Nelson M. and Joo G. both point me to Geomag SA, the Geomag site. Apparently the inventor of Geomag and the previous producer of Geomag, Plastwood, no longer get along. Plastwood has abandoned Geomag and come out with their lookalike, Supermag. This would explain the promotional material I've read, in which Plastwood makes it sound like Supermag is the successor to Geomag. It also explains the difficulty of finding Geomags―I'm sure Geomag was scrambling to find a new manufacturer. The catalog includes a list of their sets, including some building image galleries. The Geomag site argues that Geomag is better than Supermag:
- Supermag magnets are ~25% weaker
- Supermag magnets are a single bar instead of Geomag, which has two bars (!)
They also describe why they think two different lengths is a dumb idea. The example they give is essentially suppose you want to build something with only one length... you have to buy all these extra magnets that you don't use. True, but with the new Geomag you end up having to buy these "panels" (at least it appeared that the panels were included in sets with rods). I do like having a single length but I can also see some advantages of having two lengths. Their site navigation is a little confusing, but eventually you'll find a gem: Geomag: Come & Play. This part of the site has beautiful diagrams showing how Geomag works, how you should build things, and so on. In particular, they show the two-magnet interior of a Geomag rod. From what I read on their site, Supermag contains a single magnet in each rod. However, it's not clear to me what the difference is in practice. Geomag claims between the magnets is a steel rod. Doesn't this essentially turn it into a single magnet?

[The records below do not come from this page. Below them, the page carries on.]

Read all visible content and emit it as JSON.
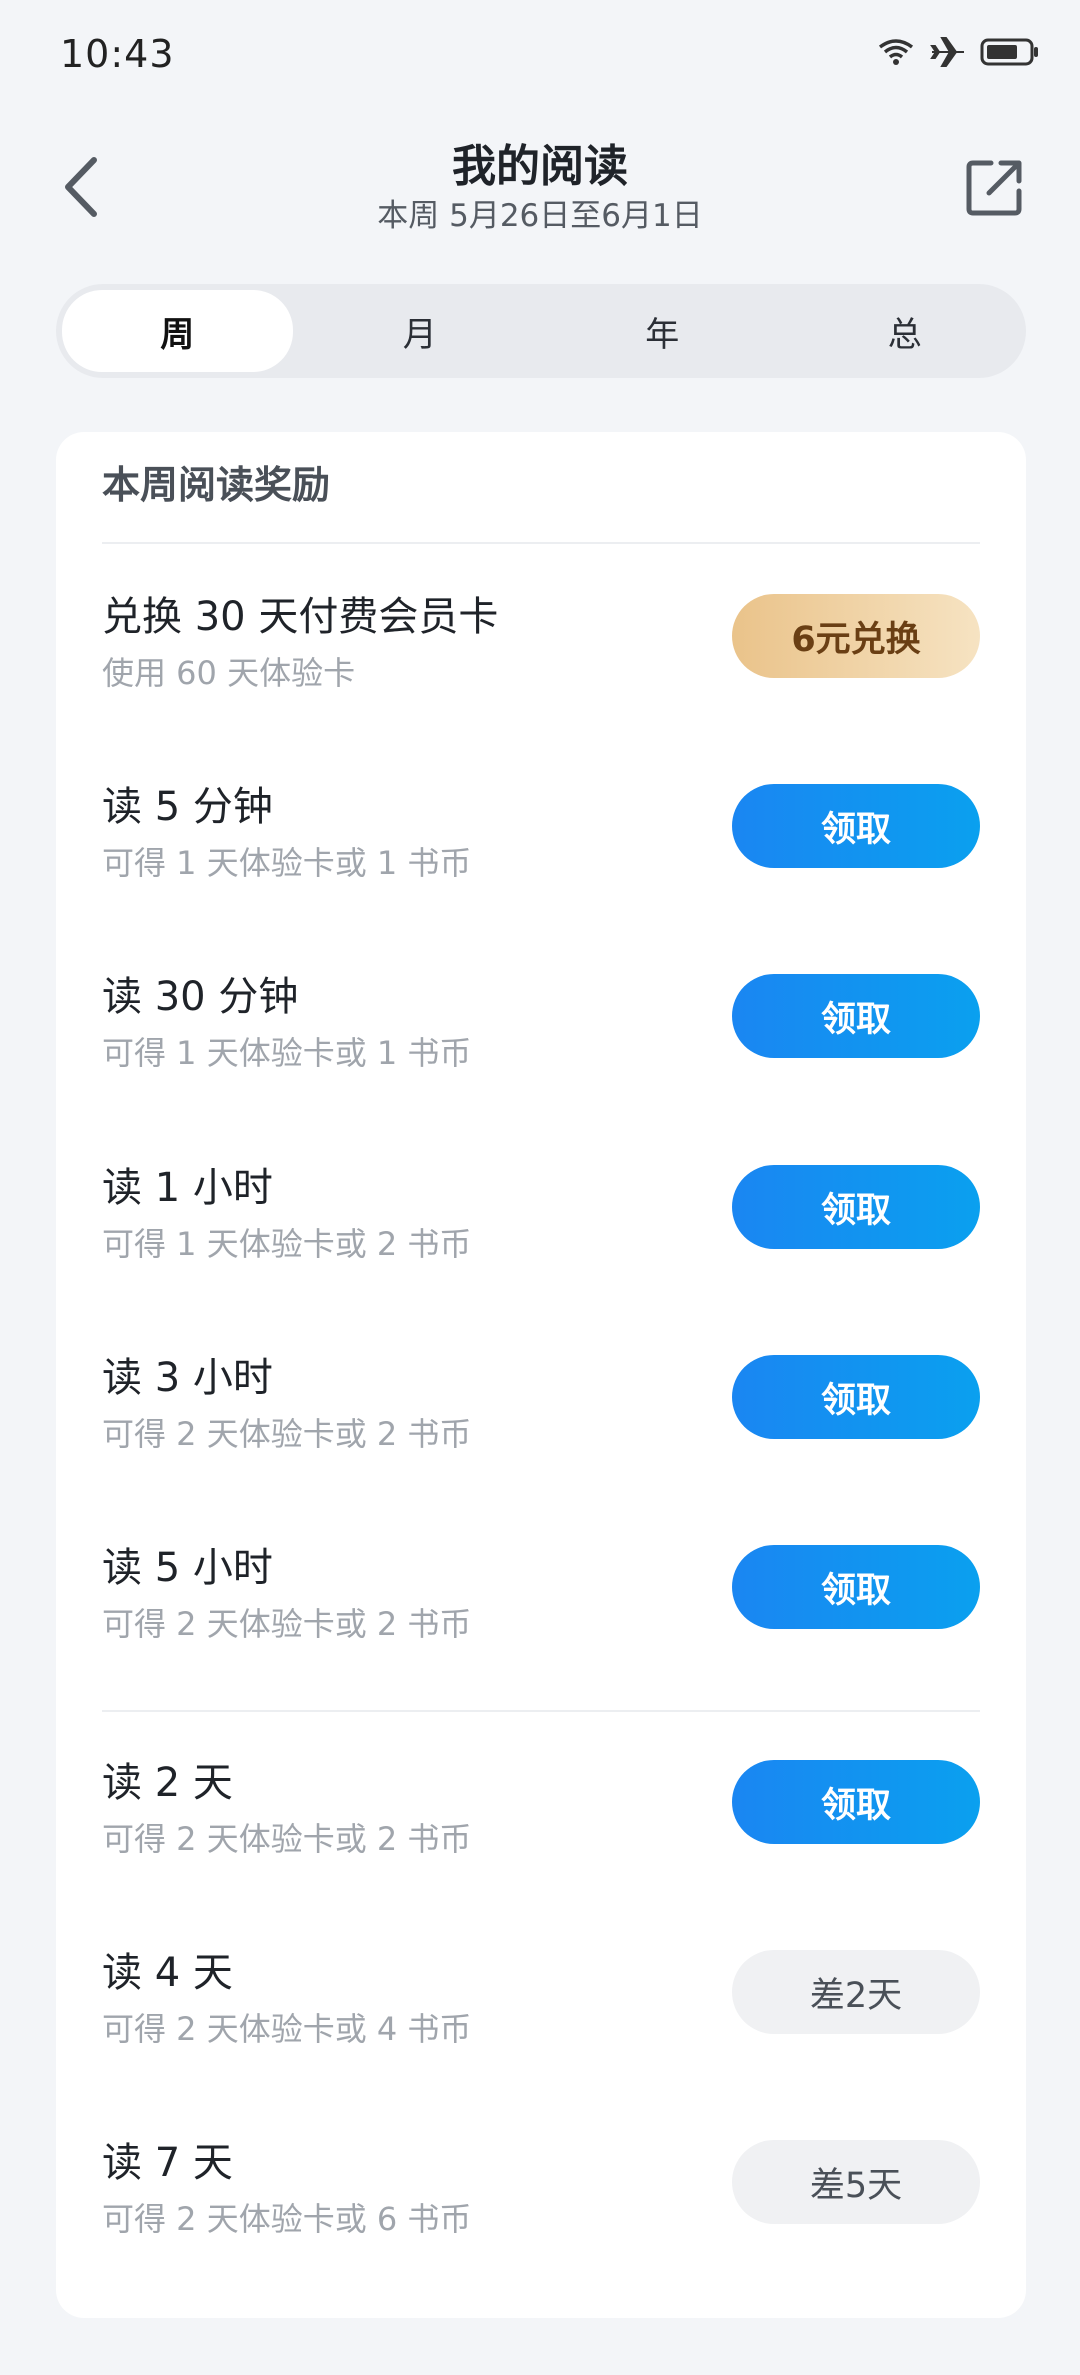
{
  "status_bar": {
    "time": "10:43"
  },
  "header": {
    "title": "我的阅读",
    "subtitle": "本周 5月26日至6月1日"
  },
  "tabs": [
    {
      "label": "周",
      "active": true
    },
    {
      "label": "月",
      "active": false
    },
    {
      "label": "年",
      "active": false
    },
    {
      "label": "总",
      "active": false
    }
  ],
  "rewards": {
    "section_title": "本周阅读奖励",
    "exchange": {
      "title": "兑换 30 天付费会员卡",
      "subtitle": "使用 60 天体验卡",
      "button": "6元兑换"
    },
    "time_items": [
      {
        "title": "读 5 分钟",
        "subtitle": "可得 1 天体验卡或 1 书币",
        "button": "领取"
      },
      {
        "title": "读 30 分钟",
        "subtitle": "可得 1 天体验卡或 1 书币",
        "button": "领取"
      },
      {
        "title": "读 1 小时",
        "subtitle": "可得 1 天体验卡或 2 书币",
        "button": "领取"
      },
      {
        "title": "读 3 小时",
        "subtitle": "可得 2 天体验卡或 2 书币",
        "button": "领取"
      },
      {
        "title": "读 5 小时",
        "subtitle": "可得 2 天体验卡或 2 书币",
        "button": "领取"
      }
    ],
    "day_items": [
      {
        "title": "读 2 天",
        "subtitle": "可得 2 天体验卡或 2 书币",
        "button": "领取"
      },
      {
        "title": "读 4 天",
        "subtitle": "可得 2 天体验卡或 4 书币",
        "button": "差2天"
      },
      {
        "title": "读 7 天",
        "subtitle": "可得 2 天体验卡或 6 书币",
        "button": "差5天"
      }
    ]
  },
  "colors": {
    "accent_blue": "#1a86f2",
    "gold": "#eac38a",
    "background": "#f3f5f8"
  }
}
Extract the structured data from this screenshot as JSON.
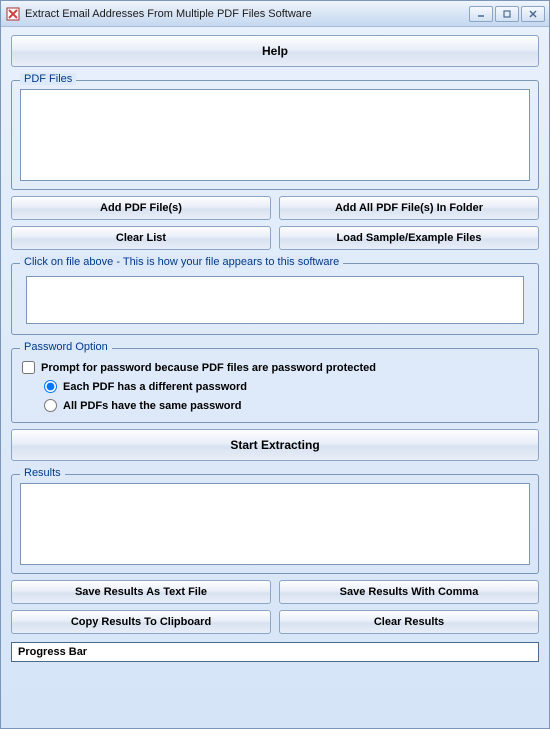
{
  "window": {
    "title": "Extract Email Addresses From Multiple PDF Files Software"
  },
  "buttons": {
    "help": "Help",
    "add_pdf": "Add PDF File(s)",
    "add_folder": "Add All PDF File(s) In Folder",
    "clear_list": "Clear List",
    "load_sample": "Load Sample/Example Files",
    "start": "Start Extracting",
    "save_text": "Save Results As Text File",
    "save_comma": "Save Results With Comma",
    "copy_clip": "Copy Results To Clipboard",
    "clear_results": "Clear Results"
  },
  "groups": {
    "pdf_files": "PDF Files",
    "preview": "Click on file above - This is how your file appears to this software",
    "password": "Password Option",
    "results": "Results"
  },
  "password": {
    "prompt_label": "Prompt for password because PDF files are password protected",
    "each_label": "Each PDF has a different password",
    "same_label": "All PDFs have the same password"
  },
  "progress": {
    "label": "Progress Bar"
  }
}
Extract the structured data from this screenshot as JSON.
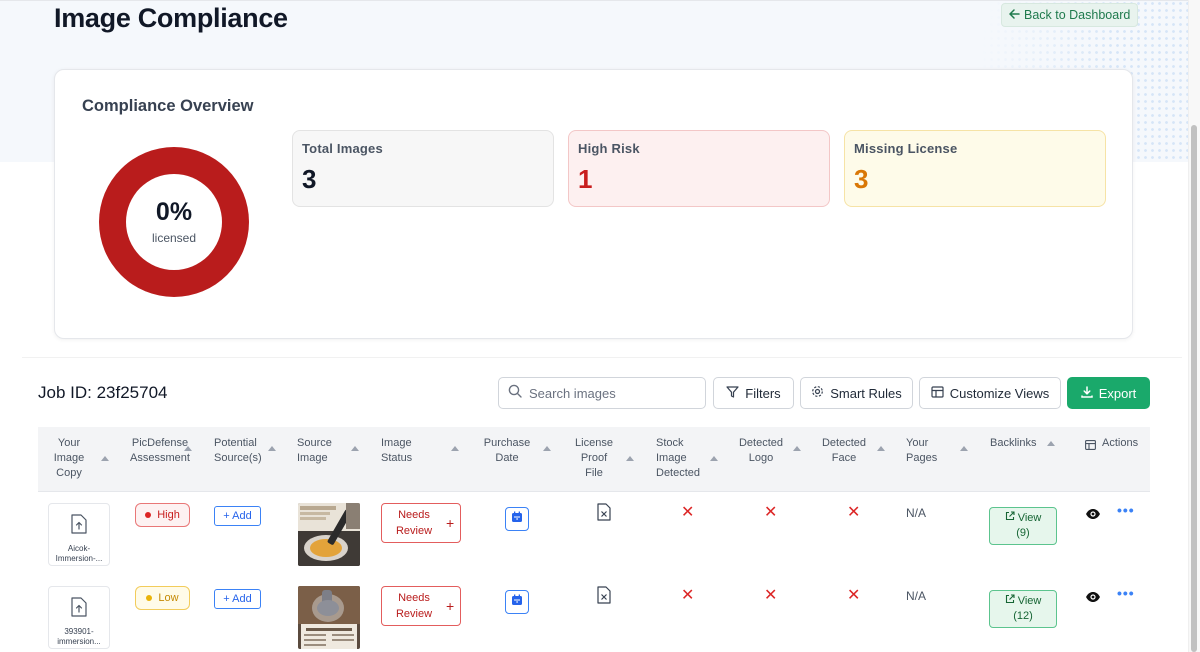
{
  "page": {
    "title": "Image Compliance",
    "back_label": "Back to Dashboard"
  },
  "overview": {
    "title": "Compliance Overview",
    "donut_value": "0%",
    "donut_label": "licensed",
    "licensed_fraction": 0,
    "stats": {
      "total": {
        "label": "Total Images",
        "value": "3"
      },
      "high": {
        "label": "High Risk",
        "value": "1"
      },
      "missing": {
        "label": "Missing License",
        "value": "3"
      }
    },
    "colors": {
      "donut": "#b91c1c",
      "high": "#c81e1e",
      "missing": "#d97706",
      "accent": "#1aa96b"
    }
  },
  "toolbar": {
    "job_id": "Job ID: 23f25704",
    "search_placeholder": "Search images",
    "filters_label": "Filters",
    "smart_rules_label": "Smart Rules",
    "customize_label": "Customize Views",
    "export_label": "Export"
  },
  "table": {
    "headers": {
      "copy": "Your Image Copy",
      "assessment": "PicDefense Assessment",
      "sources": "Potential Source(s)",
      "source_image": "Source Image",
      "status": "Image Status",
      "purchase": "Purchase Date",
      "license": "License Proof File",
      "stock": "Stock Image Detected",
      "logo": "Detected Logo",
      "face": "Detected Face",
      "pages": "Your Pages",
      "backlinks": "Backlinks",
      "actions": "Actions"
    },
    "rows": [
      {
        "file_name": "Aicok-Immersion-...",
        "assessment": "High",
        "add_label": "+ Add",
        "status": "Needs Review",
        "stock": "✕",
        "logo": "✕",
        "face": "✕",
        "pages": "N/A",
        "backlinks_label": "View",
        "backlinks_count": "(9)"
      },
      {
        "file_name": "393901-immersion...",
        "assessment": "Low",
        "add_label": "+ Add",
        "status": "Needs Review",
        "stock": "✕",
        "logo": "✕",
        "face": "✕",
        "pages": "N/A",
        "backlinks_label": "View",
        "backlinks_count": "(12)"
      }
    ]
  },
  "icons": [
    "arrow-left-icon",
    "search-icon",
    "filter-icon",
    "gear-icon",
    "table-icon",
    "download-icon",
    "upload-file-icon",
    "calendar-icon",
    "file-x-icon",
    "external-link-icon",
    "eye-icon",
    "more-icon",
    "plus-icon"
  ]
}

In any case, the Geomag site is convincing. It matches my own experience with Geomag vs. Supermag: Geomag is generally better than Supermag but Supermag is still decent.
Comcast announced today that they want to buy Disney. I think this is foolish.
What does Comcast get out of this deal? What does Disney get out of this deal? What do consumers get out of this deal?
Comcast thinks that by having access to content, they can deliver Disney contant (movies, sports, etc.) through their delivery system (cable TV, internet). My question is, are they thinking that only they will deliver Disney content? Let's say they decide to restrict Disney content to only Comcast customers. Viewers are not going to subscribe to multiple cable TV or multiple internet services to get Disney channels. Most consumers thus lose access to Disney content. This is bad. Disney loses access to consumers. Advertising revenues go way down. This is bad. So I don't think Comcast can really pull off restricting Disney content to their own network. Comcast may get a few additional customers, but Disney loses a lot more than Comcast gains.
So if Comcast can't practically restrict Disney to their own network, what can they do with it? What is the advantage of having Disney content, if it still has to be distributed to their competitors? Well, maybe it can be used in negotiations with others (Time-Warner Cable, DirectTV) who also own content. Or maybe they're going to use the resources of one company (like cash) to benefit the other. But I think the real reason this merger came up is the reward structure in public companies. CEOs can claim "success" when they do something. One thing to put on your resume is "led $66 billlion merger". It looks good, even if the merger didn't make sense. We're bored. We have lots of money. Let's buy someone.
I think delivery networks that own content are in a worse position to negotiate the delivery of more content. As a delivery network, they're a partner of a content provider. As a delivery network that owns content, they're a competitor.